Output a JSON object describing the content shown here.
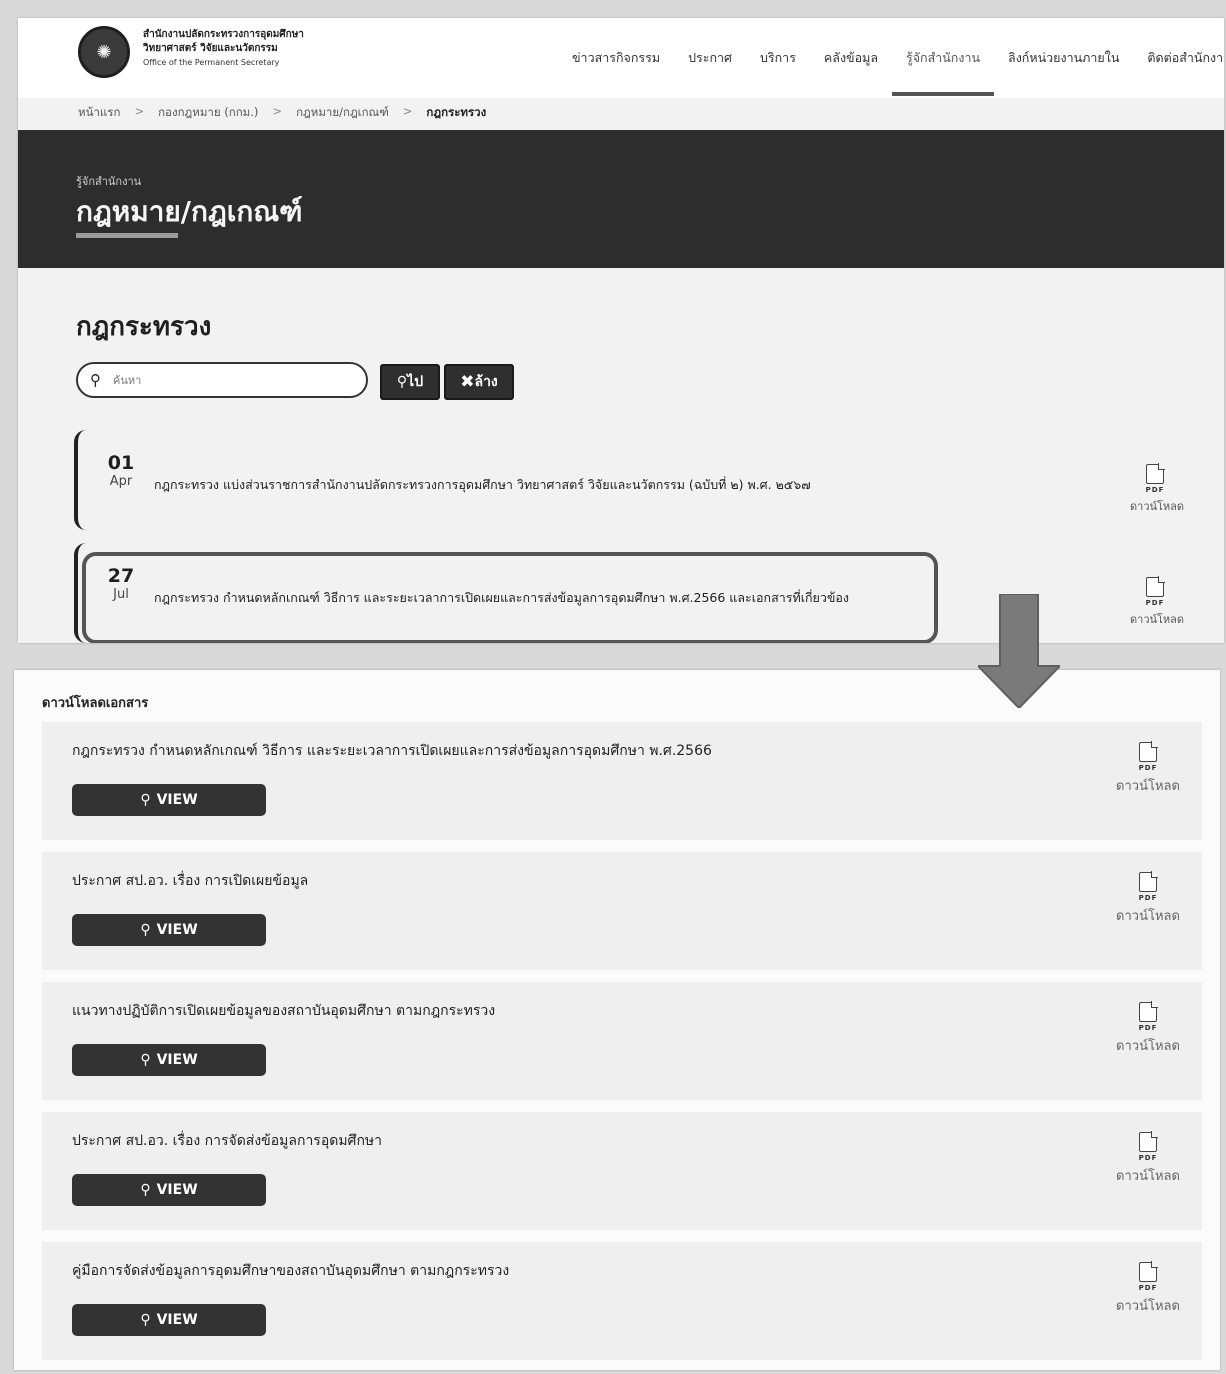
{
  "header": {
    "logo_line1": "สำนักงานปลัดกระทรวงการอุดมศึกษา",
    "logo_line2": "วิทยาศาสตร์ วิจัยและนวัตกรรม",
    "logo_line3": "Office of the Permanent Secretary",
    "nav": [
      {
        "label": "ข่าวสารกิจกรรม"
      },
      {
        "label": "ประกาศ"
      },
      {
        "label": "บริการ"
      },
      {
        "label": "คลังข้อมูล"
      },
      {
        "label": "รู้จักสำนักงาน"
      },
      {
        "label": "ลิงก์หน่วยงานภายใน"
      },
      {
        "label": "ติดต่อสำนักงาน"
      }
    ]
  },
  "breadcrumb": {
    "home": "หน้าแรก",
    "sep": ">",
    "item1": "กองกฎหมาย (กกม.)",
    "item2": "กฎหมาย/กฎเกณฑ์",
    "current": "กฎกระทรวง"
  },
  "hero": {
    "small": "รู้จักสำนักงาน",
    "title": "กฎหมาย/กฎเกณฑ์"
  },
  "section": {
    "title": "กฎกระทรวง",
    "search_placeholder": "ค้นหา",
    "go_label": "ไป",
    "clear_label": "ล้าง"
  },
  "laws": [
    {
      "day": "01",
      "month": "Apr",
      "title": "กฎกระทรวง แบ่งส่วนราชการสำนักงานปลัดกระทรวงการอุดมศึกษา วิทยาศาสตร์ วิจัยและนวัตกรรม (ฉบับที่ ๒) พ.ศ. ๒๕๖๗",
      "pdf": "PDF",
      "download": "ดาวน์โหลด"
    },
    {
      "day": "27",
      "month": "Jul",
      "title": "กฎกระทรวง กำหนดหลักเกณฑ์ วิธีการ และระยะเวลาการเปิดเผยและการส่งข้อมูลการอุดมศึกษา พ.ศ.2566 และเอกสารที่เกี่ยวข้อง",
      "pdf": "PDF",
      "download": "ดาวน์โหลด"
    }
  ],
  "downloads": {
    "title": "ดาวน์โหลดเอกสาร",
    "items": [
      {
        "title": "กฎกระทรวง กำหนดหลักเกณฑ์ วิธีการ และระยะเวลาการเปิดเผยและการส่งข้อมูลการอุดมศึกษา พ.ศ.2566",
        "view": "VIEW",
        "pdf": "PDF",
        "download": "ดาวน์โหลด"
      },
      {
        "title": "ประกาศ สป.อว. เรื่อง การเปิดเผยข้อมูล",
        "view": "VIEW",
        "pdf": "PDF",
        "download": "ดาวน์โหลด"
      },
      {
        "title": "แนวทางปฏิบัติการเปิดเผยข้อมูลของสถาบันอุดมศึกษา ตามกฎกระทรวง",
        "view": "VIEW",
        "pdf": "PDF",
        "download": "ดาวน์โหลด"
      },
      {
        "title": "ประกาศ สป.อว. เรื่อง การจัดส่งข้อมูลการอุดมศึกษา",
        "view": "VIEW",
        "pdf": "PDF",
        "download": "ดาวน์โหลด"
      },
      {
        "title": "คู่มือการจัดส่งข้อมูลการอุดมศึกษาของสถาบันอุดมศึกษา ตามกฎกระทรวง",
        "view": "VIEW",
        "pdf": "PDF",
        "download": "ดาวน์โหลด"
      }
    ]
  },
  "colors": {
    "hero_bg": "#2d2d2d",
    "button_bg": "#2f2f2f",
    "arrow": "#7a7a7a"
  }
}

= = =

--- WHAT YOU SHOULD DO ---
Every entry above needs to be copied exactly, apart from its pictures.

--- EXPECTED ANSWER ---
Output a JSON object describing the content shown here.
{
  "header": {
    "logo_line1": "สำนักงานปลัดกระทรวงการอุดมศึกษา",
    "logo_line2": "วิทยาศาสตร์ วิจัยและนวัตกรรม",
    "logo_line3": "Office of the Permanent Secretary",
    "nav": [
      {
        "label": "ข่าวสารกิจกรรม"
      },
      {
        "label": "ประกาศ"
      },
      {
        "label": "บริการ"
      },
      {
        "label": "คลังข้อมูล"
      },
      {
        "label": "รู้จักสำนักงาน"
      },
      {
        "label": "ลิงก์หน่วยงานภายใน"
      },
      {
        "label": "ติดต่อสำนักงาน"
      }
    ]
  },
  "breadcrumb": {
    "home": "หน้าแรก",
    "sep": ">",
    "item1": "กองกฎหมาย (กกม.)",
    "item2": "กฎหมาย/กฎเกณฑ์",
    "current": "กฎกระทรวง"
  },
  "hero": {
    "small": "รู้จักสำนักงาน",
    "title": "กฎหมาย/กฎเกณฑ์"
  },
  "section": {
    "title": "กฎกระทรวง",
    "search_placeholder": "ค้นหา",
    "go_label": "ไป",
    "clear_label": "ล้าง"
  },
  "laws": [
    {
      "day": "01",
      "month": "Apr",
      "title": "กฎกระทรวง แบ่งส่วนราชการสำนักงานปลัดกระทรวงการอุดมศึกษา วิทยาศาสตร์ วิจัยและนวัตกรรม (ฉบับที่ ๒) พ.ศ. ๒๕๖๗",
      "pdf": "PDF",
      "download": "ดาวน์โหลด"
    },
    {
      "day": "27",
      "month": "Jul",
      "title": "กฎกระทรวง กำหนดหลักเกณฑ์ วิธีการ และระยะเวลาการเปิดเผยและการส่งข้อมูลการอุดมศึกษา พ.ศ.2566 และเอกสารที่เกี่ยวข้อง",
      "pdf": "PDF",
      "download": "ดาวน์โหลด"
    }
  ],
  "downloads": {
    "title": "ดาวน์โหลดเอกสาร",
    "items": [
      {
        "title": "กฎกระทรวง กำหนดหลักเกณฑ์ วิธีการ และระยะเวลาการเปิดเผยและการส่งข้อมูลการอุดมศึกษา พ.ศ.2566",
        "view": "VIEW",
        "pdf": "PDF",
        "download": "ดาวน์โหลด"
      },
      {
        "title": "ประกาศ สป.อว. เรื่อง การเปิดเผยข้อมูล",
        "view": "VIEW",
        "pdf": "PDF",
        "download": "ดาวน์โหลด"
      },
      {
        "title": "แนวทางปฏิบัติการเปิดเผยข้อมูลของสถาบันอุดมศึกษา ตามกฎกระทรวง",
        "view": "VIEW",
        "pdf": "PDF",
        "download": "ดาวน์โหลด"
      },
      {
        "title": "ประกาศ สป.อว. เรื่อง การจัดส่งข้อมูลการอุดมศึกษา",
        "view": "VIEW",
        "pdf": "PDF",
        "download": "ดาวน์โหลด"
      },
      {
        "title": "คู่มือการจัดส่งข้อมูลการอุดมศึกษาของสถาบันอุดมศึกษา ตามกฎกระทรวง",
        "view": "VIEW",
        "pdf": "PDF",
        "download": "ดาวน์โหลด"
      }
    ]
  },
  "colors": {
    "hero_bg": "#2d2d2d",
    "button_bg": "#2f2f2f",
    "arrow": "#7a7a7a"
  }
}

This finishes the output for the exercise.